Your assignment:
Pull every line containing "Multifogli" from the listing.

Exercise data:

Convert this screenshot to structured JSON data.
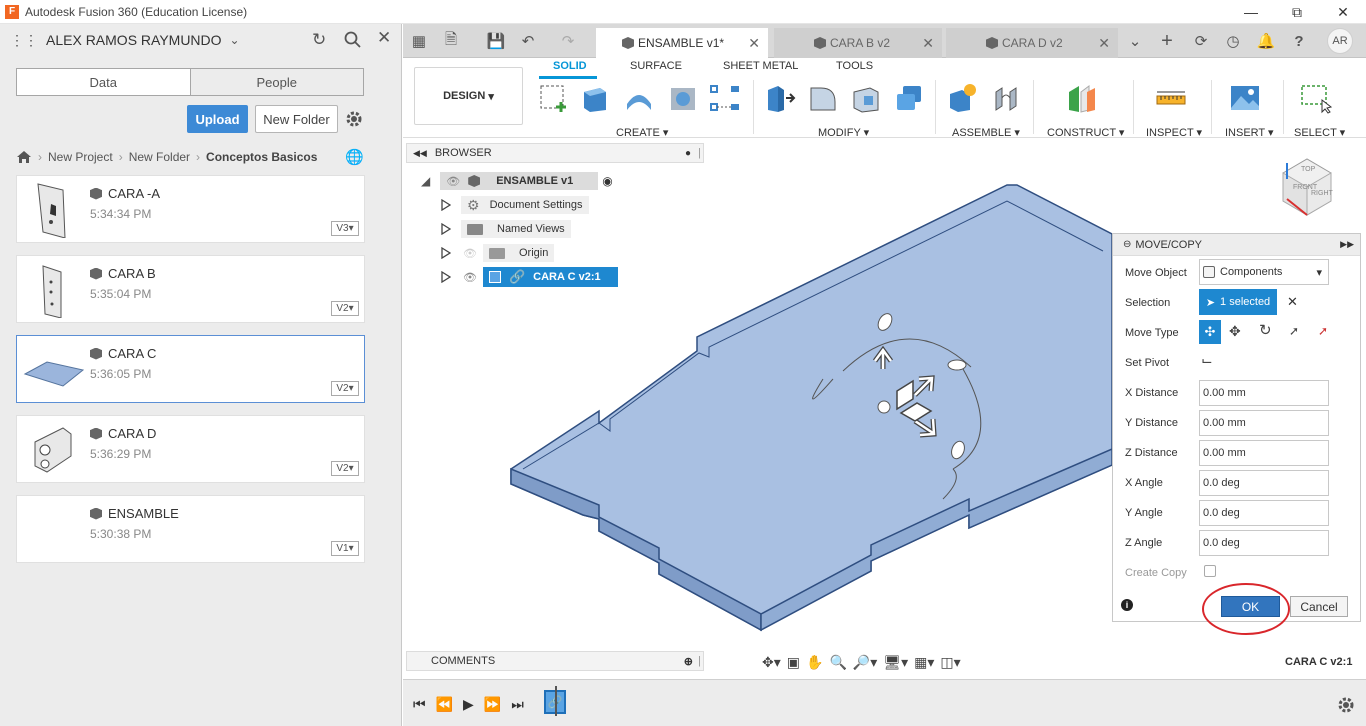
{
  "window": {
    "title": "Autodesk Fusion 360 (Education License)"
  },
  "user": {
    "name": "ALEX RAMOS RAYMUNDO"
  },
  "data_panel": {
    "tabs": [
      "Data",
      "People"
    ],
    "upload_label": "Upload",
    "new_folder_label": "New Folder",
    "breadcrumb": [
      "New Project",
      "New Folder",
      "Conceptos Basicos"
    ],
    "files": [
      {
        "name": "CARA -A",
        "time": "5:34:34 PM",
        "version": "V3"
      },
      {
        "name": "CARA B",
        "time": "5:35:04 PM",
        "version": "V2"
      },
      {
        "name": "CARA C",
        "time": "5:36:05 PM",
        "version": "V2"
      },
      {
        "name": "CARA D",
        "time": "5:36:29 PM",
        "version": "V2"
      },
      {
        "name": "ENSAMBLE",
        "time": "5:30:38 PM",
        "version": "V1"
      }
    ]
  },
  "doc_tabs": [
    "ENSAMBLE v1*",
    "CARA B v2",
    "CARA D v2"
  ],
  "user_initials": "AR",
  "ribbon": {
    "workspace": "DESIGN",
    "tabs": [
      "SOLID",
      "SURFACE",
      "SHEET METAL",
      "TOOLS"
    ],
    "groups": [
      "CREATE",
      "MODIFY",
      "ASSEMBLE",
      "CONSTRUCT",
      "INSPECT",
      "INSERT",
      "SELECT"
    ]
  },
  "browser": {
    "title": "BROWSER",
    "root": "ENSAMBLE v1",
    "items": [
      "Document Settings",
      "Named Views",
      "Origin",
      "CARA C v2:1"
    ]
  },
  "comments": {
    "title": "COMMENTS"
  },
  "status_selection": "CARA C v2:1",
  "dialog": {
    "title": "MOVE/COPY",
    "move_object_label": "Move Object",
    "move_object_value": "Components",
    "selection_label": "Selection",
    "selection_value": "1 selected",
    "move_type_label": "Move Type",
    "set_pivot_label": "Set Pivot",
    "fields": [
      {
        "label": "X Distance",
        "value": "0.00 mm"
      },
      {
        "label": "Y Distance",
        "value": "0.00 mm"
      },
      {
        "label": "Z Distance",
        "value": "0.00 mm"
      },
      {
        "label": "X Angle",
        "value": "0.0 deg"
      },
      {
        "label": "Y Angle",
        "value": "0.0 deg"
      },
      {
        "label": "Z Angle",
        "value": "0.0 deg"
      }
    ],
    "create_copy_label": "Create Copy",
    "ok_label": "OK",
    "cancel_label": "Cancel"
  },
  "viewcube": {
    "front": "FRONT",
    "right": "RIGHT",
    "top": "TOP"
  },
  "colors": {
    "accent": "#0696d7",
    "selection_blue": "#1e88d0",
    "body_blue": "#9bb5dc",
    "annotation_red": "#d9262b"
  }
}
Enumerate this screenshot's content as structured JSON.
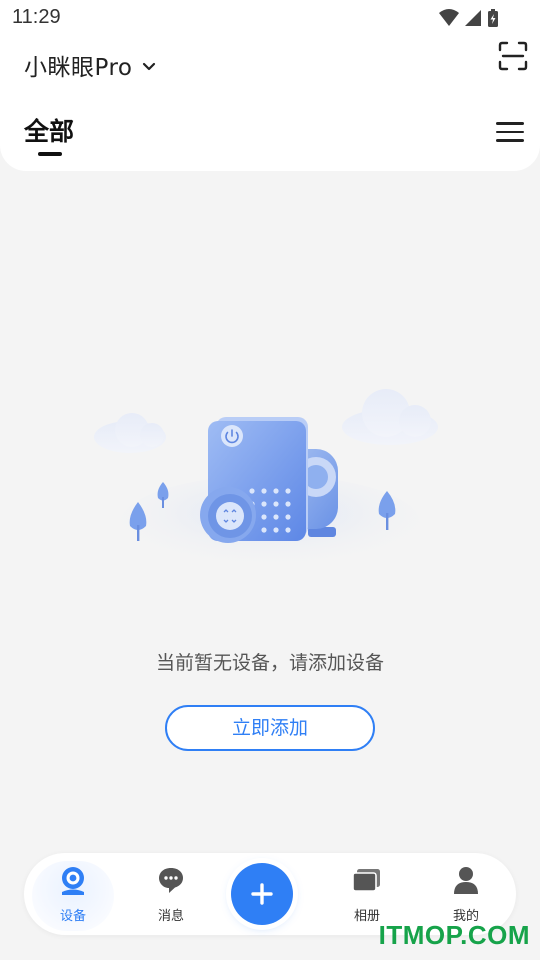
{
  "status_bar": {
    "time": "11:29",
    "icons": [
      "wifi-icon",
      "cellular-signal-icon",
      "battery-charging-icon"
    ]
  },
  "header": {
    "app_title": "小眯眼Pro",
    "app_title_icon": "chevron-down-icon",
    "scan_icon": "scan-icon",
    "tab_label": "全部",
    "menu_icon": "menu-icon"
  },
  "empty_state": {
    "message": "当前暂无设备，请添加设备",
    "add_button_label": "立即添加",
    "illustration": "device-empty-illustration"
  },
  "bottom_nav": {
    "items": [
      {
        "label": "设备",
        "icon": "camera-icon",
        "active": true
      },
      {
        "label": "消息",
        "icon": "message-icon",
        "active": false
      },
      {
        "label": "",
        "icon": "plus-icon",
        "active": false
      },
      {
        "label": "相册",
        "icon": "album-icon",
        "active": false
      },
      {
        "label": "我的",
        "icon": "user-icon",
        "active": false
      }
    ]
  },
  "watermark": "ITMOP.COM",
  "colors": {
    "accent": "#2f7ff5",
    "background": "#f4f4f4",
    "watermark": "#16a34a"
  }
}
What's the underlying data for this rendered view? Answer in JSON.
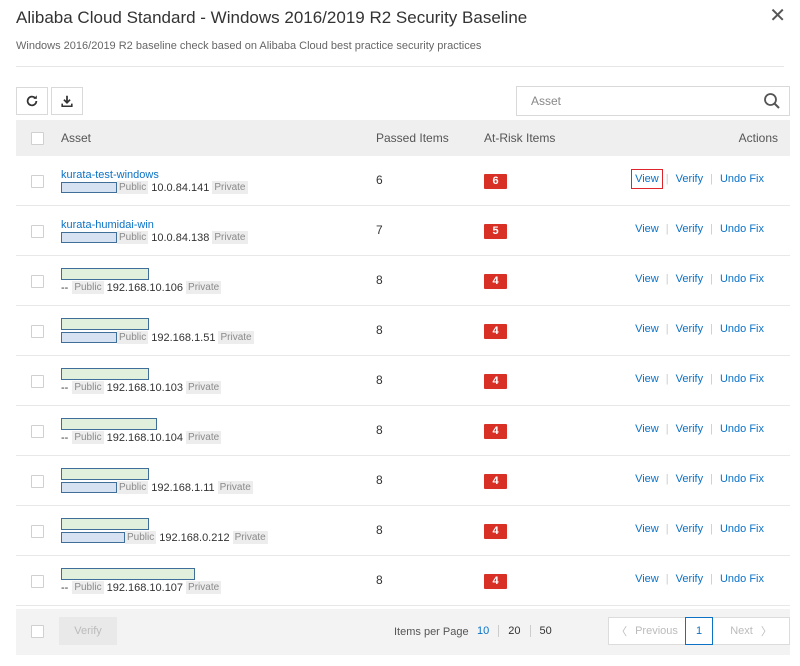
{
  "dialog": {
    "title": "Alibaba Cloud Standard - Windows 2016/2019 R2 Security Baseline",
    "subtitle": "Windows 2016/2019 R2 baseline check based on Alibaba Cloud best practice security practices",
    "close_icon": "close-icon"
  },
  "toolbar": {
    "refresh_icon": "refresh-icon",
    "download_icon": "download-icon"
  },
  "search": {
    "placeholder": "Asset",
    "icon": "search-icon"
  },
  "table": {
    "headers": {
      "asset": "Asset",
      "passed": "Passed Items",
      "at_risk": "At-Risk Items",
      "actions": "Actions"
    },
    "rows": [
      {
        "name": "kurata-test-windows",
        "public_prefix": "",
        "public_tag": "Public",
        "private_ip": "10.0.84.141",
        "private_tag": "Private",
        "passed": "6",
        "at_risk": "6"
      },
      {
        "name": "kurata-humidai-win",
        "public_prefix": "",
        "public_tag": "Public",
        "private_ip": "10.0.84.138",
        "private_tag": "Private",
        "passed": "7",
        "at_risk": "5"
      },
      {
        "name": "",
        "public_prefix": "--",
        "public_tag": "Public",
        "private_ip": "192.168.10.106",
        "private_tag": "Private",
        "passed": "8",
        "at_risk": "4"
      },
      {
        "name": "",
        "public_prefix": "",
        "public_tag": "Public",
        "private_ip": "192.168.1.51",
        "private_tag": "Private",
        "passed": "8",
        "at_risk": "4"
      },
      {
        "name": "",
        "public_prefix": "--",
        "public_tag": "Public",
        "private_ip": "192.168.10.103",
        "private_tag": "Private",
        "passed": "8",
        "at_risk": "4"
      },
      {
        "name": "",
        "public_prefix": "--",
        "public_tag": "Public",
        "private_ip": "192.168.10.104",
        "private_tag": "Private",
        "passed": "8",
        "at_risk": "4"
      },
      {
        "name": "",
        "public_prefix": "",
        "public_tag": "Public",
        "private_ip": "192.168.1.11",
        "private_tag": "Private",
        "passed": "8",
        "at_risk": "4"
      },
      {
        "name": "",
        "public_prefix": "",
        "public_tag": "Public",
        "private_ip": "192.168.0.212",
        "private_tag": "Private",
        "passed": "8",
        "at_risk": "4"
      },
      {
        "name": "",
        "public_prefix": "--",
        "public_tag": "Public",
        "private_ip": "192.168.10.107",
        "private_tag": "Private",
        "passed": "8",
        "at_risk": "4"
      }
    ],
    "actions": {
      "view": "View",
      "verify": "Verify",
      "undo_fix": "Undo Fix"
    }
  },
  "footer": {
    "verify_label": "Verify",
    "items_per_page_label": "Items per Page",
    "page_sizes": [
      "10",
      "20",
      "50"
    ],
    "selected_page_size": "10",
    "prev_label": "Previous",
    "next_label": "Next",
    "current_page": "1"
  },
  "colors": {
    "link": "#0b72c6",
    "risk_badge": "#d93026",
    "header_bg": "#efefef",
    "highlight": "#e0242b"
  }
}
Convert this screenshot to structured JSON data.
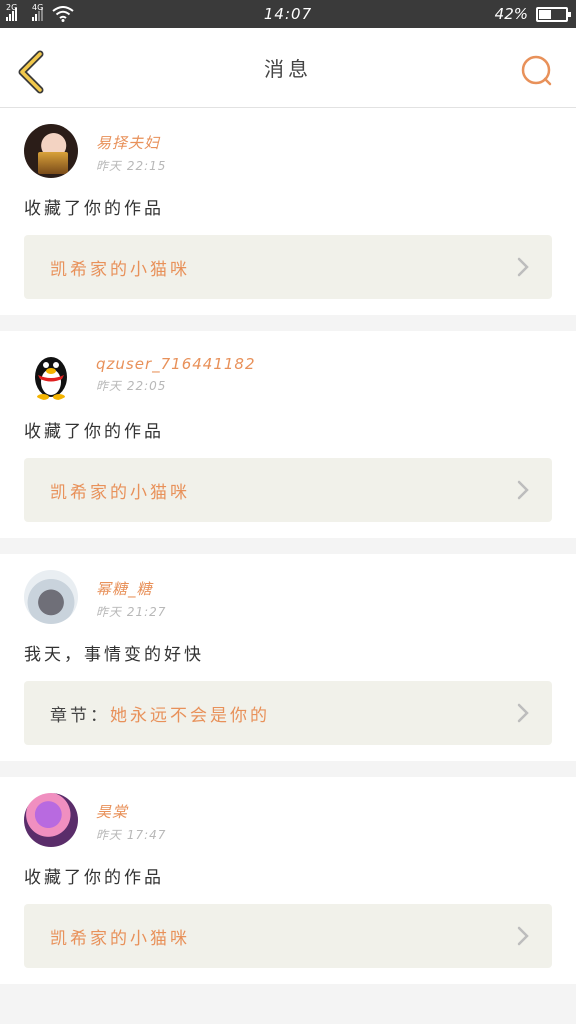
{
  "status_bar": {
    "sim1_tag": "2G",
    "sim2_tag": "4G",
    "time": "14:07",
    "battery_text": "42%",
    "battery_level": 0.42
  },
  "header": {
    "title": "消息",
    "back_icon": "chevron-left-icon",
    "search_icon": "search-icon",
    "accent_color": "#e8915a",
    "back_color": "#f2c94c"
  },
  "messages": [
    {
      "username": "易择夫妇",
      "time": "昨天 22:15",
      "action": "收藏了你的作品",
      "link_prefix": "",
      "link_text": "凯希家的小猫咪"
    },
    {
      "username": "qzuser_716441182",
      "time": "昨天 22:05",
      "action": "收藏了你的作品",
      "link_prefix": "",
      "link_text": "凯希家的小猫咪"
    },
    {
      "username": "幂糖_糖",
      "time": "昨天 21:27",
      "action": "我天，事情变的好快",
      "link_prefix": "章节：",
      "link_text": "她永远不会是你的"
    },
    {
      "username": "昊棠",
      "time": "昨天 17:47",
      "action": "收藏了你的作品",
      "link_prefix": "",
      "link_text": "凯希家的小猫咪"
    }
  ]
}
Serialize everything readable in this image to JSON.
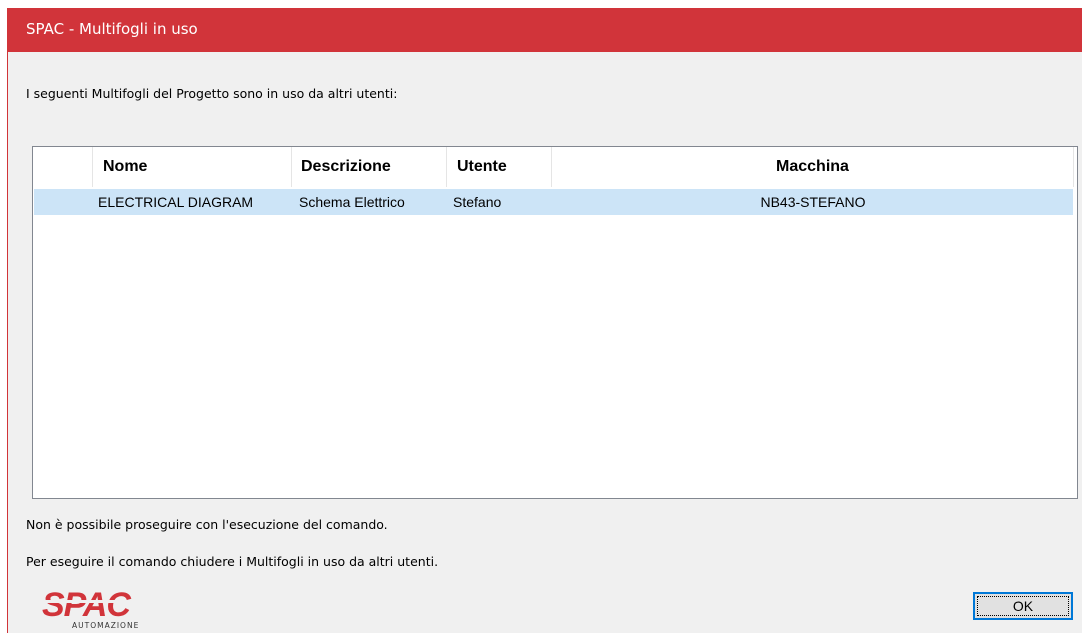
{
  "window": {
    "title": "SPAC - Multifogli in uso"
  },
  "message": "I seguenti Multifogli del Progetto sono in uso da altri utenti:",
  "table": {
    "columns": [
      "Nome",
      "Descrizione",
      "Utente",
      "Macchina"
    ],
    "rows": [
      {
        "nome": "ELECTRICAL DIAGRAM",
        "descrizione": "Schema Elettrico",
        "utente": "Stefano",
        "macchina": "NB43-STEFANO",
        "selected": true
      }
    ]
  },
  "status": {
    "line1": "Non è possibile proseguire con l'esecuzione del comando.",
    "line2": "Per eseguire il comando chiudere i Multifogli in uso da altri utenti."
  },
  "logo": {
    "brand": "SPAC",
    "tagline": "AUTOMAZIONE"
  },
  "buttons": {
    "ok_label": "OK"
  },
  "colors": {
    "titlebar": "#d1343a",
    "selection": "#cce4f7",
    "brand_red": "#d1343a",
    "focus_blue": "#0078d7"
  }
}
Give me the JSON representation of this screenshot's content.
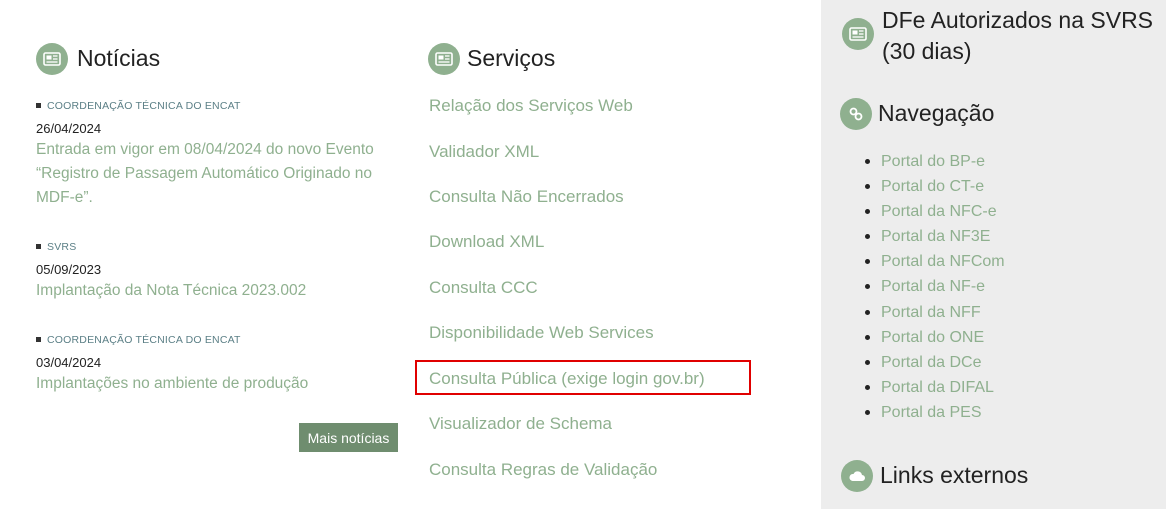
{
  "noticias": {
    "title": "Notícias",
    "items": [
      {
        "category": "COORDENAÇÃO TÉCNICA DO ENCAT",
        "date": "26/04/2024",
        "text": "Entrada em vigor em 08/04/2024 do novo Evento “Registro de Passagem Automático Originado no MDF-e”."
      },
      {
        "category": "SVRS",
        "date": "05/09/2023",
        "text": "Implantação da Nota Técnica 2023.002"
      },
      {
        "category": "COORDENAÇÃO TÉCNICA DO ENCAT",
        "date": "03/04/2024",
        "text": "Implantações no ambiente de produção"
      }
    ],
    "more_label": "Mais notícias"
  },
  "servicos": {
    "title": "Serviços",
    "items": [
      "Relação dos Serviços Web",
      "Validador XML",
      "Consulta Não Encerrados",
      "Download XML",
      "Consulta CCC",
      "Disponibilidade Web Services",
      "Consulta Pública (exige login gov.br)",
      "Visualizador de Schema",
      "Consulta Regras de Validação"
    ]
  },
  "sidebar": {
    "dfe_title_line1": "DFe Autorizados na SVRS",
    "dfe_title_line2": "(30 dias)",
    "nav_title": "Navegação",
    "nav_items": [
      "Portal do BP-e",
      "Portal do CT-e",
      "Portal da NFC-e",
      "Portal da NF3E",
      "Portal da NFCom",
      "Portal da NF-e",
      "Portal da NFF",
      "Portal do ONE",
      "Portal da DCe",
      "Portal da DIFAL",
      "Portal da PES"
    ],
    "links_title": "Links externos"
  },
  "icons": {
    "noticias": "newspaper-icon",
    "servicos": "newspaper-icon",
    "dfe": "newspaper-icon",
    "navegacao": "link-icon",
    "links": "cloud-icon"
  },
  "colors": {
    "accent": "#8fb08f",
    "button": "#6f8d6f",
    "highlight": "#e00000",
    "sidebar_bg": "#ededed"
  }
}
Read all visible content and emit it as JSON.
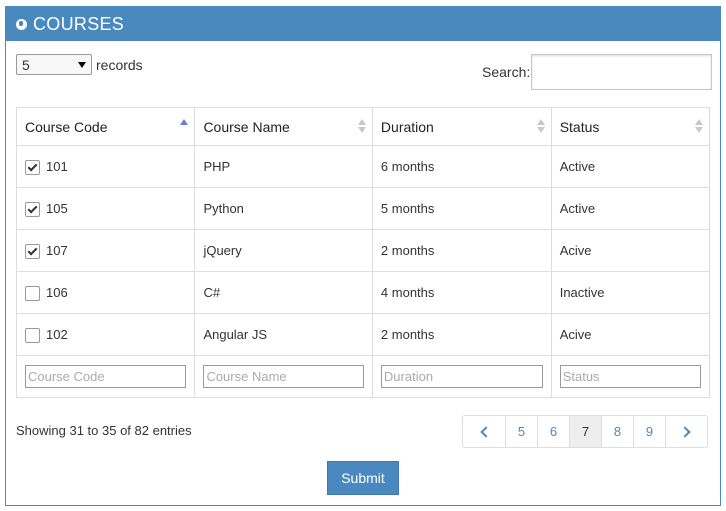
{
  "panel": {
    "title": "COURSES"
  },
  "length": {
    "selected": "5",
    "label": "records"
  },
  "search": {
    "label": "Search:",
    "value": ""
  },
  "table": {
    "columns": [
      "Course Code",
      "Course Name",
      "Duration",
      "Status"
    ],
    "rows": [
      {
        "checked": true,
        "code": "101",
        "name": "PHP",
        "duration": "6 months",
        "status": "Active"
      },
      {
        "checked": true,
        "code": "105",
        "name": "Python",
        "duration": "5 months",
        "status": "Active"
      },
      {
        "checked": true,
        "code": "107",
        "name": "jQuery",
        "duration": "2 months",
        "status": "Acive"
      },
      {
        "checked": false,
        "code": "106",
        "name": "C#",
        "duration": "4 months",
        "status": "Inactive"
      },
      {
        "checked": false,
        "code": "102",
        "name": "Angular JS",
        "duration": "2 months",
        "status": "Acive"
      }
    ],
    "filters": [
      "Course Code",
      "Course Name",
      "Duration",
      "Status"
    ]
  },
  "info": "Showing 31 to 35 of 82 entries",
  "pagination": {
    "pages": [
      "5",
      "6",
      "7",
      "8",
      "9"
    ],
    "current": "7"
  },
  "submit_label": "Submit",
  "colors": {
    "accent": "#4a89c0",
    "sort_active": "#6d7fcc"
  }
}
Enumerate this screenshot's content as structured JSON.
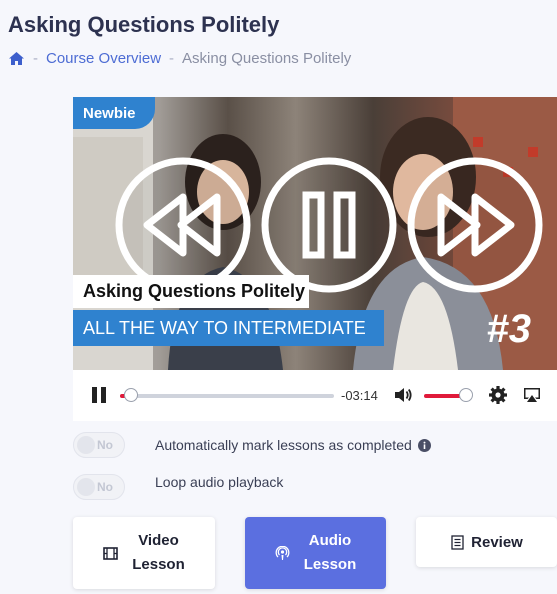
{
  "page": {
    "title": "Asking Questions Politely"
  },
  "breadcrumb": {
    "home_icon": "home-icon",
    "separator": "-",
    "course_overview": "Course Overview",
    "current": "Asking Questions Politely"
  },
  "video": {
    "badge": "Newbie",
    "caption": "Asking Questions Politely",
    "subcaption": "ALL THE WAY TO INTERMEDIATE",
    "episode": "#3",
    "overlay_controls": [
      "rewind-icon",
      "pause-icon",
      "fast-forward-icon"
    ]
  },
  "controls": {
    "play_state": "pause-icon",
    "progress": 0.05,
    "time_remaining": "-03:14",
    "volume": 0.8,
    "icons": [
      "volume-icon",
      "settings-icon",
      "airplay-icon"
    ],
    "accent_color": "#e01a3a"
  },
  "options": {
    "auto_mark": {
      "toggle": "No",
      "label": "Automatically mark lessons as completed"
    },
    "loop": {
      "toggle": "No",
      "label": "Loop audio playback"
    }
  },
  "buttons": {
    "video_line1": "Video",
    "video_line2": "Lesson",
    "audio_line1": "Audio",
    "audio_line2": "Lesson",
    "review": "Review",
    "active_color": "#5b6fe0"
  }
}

Task output:
    "title": "SPAC - Multifogli in uso"
  "message": "I seguenti Multifogli del Progetto sono in uso da altri utenti:",
    "line2": "Per eseguire il comando chiudere i Multifogli in uso da altri utenti."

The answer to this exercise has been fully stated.